Leif Ericson (970s - 1020) was a Norse explorer which is today remembered as the first European who discovered North American continent, se this foot on it and established first settlement somewhere on modern day Newfoundland. Even though his exploits happened one thousand years ago, songs (Norse Sagas) and other historical documents enable us to recreate the most important events of his life.
Leif was born around 870-880 in Breiðafjörður region, Iceland, as a son of famous explorer Eric the Red who was during that time exiled from Norway and settled in Iceland. During the early childhood of Lief, his father Eric the Red went westward toward the mysterious land that was discovered previously by GunnbjörnUlfsson and SnaebjörnGalti. His attempt to explore this land did not went disastrously as first two, and Eric the Red managed to establish permanent Viking colony on northwestern coast of Greenland, place that would become very important in the history of Norse people.
In 999 Lief, now grown up and accustomed to the ways of the sea traveled from Greenland to Norway, where he made his connection with the norse King Olaf Tryggvason and was converted to Christianity. Upon returning to Greenland, he continued to spread Christianity and making several journey to the sea. These journeys will ensure that he will become forever remembered in our history.
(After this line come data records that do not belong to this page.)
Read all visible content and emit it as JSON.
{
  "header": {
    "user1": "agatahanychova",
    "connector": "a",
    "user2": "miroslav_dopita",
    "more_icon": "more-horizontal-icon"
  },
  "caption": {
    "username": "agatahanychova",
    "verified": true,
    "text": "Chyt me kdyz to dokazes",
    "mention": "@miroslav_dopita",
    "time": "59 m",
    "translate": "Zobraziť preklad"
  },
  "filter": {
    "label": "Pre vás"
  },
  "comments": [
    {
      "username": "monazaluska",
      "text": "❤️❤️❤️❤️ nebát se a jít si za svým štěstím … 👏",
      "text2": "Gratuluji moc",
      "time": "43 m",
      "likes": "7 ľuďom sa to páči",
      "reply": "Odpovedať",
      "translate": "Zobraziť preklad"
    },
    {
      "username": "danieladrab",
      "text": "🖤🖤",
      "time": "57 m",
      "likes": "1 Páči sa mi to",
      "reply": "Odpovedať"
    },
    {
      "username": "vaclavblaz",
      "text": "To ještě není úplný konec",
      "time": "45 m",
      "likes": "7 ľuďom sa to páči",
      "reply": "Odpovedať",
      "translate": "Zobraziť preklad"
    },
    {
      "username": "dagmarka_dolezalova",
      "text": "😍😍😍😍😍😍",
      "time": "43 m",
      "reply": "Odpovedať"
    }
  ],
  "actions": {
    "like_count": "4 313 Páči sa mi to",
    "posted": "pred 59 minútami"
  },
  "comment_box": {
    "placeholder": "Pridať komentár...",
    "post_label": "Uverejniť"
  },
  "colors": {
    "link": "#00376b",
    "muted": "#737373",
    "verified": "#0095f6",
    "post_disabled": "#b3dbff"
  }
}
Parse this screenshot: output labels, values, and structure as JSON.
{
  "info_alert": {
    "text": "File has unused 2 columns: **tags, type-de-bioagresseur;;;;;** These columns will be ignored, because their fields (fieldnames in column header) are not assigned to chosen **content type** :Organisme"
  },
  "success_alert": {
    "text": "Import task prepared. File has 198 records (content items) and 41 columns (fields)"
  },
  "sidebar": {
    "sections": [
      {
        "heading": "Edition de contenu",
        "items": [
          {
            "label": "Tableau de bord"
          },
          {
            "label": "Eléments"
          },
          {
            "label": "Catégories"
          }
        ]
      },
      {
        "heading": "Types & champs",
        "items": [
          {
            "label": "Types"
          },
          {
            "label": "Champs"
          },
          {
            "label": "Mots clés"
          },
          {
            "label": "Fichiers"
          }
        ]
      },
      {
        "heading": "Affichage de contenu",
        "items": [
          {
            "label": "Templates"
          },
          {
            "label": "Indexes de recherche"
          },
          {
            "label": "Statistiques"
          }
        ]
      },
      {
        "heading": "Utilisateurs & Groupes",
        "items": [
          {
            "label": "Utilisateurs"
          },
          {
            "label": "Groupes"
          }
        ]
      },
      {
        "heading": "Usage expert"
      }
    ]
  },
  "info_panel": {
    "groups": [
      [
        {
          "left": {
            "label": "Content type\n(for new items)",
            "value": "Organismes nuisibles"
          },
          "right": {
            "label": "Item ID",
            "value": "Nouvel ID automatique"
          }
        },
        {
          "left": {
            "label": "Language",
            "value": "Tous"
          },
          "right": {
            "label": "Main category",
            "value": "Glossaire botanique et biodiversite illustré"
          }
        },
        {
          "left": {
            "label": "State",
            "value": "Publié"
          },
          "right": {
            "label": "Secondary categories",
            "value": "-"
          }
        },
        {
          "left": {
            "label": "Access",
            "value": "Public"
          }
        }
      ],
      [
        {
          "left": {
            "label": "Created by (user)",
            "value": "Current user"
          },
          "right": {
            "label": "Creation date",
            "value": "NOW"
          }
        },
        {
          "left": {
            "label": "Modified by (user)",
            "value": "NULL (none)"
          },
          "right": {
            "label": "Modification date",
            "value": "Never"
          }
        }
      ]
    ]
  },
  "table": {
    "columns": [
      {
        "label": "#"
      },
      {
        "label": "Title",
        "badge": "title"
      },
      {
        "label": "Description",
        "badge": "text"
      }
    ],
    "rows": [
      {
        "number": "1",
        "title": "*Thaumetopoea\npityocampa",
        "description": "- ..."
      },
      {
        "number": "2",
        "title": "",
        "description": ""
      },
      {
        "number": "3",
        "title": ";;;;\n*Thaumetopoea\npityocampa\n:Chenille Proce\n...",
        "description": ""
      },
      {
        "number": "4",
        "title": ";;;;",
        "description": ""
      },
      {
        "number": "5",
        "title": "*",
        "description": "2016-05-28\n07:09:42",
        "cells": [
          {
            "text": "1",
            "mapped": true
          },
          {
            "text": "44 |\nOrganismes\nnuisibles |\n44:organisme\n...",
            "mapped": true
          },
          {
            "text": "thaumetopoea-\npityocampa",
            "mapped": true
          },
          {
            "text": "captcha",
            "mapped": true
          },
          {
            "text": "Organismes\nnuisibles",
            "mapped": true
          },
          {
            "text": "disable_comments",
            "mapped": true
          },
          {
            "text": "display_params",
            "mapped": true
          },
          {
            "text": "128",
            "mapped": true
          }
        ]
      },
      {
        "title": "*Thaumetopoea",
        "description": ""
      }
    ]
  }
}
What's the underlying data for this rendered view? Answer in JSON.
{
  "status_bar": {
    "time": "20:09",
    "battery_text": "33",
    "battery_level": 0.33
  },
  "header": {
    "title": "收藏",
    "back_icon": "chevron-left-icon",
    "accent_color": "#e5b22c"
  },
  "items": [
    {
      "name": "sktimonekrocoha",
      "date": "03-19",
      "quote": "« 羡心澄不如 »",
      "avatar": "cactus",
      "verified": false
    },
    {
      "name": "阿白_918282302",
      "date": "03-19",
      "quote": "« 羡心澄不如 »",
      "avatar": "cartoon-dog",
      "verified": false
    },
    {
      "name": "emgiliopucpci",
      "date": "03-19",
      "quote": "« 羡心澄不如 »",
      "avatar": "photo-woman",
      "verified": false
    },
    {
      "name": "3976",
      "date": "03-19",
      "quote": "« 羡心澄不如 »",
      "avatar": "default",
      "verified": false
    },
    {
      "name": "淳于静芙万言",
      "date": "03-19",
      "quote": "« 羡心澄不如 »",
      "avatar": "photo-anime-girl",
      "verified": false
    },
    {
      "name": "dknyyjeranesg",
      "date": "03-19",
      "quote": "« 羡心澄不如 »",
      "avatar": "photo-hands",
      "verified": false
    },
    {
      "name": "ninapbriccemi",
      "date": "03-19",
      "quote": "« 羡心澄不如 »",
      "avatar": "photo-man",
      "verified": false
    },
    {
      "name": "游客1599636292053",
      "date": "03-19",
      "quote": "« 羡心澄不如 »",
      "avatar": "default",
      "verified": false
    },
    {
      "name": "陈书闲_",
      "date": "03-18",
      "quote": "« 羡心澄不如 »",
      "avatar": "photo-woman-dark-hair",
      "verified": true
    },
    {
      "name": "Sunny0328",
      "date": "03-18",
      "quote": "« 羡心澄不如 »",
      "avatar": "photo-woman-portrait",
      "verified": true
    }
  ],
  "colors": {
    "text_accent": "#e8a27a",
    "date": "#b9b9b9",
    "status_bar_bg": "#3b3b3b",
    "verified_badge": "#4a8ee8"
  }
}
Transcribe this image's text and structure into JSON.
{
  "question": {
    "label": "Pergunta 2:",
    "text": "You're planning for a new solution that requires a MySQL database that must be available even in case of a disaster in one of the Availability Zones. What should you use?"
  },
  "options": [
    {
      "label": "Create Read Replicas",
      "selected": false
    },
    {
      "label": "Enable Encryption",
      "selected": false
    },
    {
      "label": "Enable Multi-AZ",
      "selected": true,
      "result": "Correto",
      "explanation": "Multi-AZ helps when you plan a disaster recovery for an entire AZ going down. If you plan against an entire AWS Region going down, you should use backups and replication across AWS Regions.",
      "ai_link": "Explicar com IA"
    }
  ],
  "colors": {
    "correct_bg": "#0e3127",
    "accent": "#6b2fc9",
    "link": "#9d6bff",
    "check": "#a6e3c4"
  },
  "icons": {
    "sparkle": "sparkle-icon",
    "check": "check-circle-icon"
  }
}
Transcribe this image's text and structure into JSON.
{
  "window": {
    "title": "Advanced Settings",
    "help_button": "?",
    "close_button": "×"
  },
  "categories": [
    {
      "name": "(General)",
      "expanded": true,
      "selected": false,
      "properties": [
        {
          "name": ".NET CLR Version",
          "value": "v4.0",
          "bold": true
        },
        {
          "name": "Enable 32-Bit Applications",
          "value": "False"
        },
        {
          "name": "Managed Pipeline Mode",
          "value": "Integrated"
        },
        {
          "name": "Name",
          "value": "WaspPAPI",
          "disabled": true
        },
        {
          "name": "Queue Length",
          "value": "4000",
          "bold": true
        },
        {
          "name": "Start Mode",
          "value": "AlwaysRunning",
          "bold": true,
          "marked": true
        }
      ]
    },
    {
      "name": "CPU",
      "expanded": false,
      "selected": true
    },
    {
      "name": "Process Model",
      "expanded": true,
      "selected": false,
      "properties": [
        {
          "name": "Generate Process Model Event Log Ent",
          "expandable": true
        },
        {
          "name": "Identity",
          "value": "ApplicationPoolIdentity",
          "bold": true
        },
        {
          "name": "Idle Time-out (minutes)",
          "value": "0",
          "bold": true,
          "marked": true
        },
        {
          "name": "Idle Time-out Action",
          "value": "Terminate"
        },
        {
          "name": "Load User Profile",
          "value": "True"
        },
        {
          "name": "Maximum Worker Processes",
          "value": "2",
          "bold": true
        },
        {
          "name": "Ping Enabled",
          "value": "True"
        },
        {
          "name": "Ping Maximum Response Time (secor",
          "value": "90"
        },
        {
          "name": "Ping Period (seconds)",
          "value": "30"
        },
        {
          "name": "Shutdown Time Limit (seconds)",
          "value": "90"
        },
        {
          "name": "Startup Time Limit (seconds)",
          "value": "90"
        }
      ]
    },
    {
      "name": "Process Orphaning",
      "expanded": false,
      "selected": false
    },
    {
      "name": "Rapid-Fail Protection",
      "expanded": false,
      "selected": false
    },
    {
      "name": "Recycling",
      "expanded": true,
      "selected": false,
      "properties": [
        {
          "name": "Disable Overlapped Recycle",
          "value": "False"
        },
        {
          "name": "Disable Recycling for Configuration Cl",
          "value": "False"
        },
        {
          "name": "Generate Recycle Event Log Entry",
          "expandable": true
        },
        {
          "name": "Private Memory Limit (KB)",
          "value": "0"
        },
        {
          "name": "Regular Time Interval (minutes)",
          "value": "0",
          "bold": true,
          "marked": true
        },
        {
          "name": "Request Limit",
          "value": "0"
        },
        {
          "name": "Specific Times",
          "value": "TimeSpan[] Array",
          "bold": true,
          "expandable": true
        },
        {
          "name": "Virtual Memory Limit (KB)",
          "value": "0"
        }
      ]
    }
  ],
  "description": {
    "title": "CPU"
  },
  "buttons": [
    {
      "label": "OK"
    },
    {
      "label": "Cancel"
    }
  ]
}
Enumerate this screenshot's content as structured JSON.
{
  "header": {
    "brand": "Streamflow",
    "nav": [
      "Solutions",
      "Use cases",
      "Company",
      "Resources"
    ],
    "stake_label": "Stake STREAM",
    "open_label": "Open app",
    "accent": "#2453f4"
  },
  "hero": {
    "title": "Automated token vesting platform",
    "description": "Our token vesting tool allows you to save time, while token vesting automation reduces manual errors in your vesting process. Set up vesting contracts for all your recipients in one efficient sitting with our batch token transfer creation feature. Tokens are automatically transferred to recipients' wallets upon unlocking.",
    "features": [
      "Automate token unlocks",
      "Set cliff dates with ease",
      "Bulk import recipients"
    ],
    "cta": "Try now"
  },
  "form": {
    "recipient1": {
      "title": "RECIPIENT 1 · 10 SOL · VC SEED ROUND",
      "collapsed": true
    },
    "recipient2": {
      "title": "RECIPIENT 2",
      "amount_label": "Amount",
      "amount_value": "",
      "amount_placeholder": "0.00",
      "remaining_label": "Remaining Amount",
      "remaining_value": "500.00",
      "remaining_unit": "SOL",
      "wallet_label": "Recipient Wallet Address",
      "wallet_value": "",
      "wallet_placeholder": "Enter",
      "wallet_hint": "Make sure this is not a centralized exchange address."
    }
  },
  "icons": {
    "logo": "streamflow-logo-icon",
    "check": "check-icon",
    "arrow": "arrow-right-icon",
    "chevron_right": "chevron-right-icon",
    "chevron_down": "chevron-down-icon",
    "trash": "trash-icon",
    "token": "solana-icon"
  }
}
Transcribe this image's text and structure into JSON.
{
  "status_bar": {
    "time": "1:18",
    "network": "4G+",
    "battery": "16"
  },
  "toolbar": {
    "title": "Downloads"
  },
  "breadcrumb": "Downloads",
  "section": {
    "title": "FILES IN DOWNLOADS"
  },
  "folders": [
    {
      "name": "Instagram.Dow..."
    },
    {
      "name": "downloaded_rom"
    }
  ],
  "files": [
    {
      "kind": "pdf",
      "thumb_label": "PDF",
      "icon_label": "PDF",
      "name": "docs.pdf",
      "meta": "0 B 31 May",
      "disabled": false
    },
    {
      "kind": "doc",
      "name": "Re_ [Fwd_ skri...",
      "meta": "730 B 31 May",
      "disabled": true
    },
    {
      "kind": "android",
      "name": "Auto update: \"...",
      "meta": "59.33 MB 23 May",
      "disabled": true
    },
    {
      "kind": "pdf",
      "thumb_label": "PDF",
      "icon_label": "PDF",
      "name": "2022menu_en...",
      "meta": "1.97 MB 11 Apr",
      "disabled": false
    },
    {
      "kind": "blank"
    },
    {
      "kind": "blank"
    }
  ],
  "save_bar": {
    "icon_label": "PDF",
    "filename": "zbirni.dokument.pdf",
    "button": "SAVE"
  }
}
There are few secondary reports of his journey and discovery of North American continent, and many archeological proofs of several Viking settlements in Canada. In the Saga of the Greenlanders, Leif heard about a Viking merchant ship that was blown of course and encountered strange lands. He immediately formed a mission to test the claims of merchants, and managed to land in North America on desolate place he named Helluland (Flat-Rock Land). Modern historians think that this place was possibly somewhere on the Baffin Island, largest off the coast of Canada. He continued southward, reaching Markland (Forest Land) on Labrador, and eventually settling down in Vinland (Wineland). There he build a small settlement called Leifsbúdir (Leif's Booths), wintered, and returned home bringing good news. It was believed that he made several more journeys to Vinland, but there are no proofs of how many.
Even though Leif Ericson encouraged his fellow Norse to permanently settle Vinland, no serious effort was made. Local population and Vikings entered into permanent hostile relationship from the moment Leif arrived, and in the following two centuries Norse visited Markland only to collect large amounts of wood.
Today Leif Ericsson is today accepted as a first European man who discovered North America, with even young Christopher Columbus confirming in his letters that he heard from the local Icelandic population the tales of the “lands in the west” which were discovered by their ancestors.
|Place of Birth||probably Iceland|
|Place of Death||probably Greenland|
|Nationality||Norse/Icelandic (Norwegian descent)|
|Religion||Norse paganism; converted to Christianity c. 999|
|Known For||Discovering Vinland (Part of North America; possibly Newfoundland)|
|Parent(s)||Erik the Red, Þjóðhildur|
|Relative(s)||Thorvald, Thorstein, Freydís|
|Monuments||St. Paul, Minesota|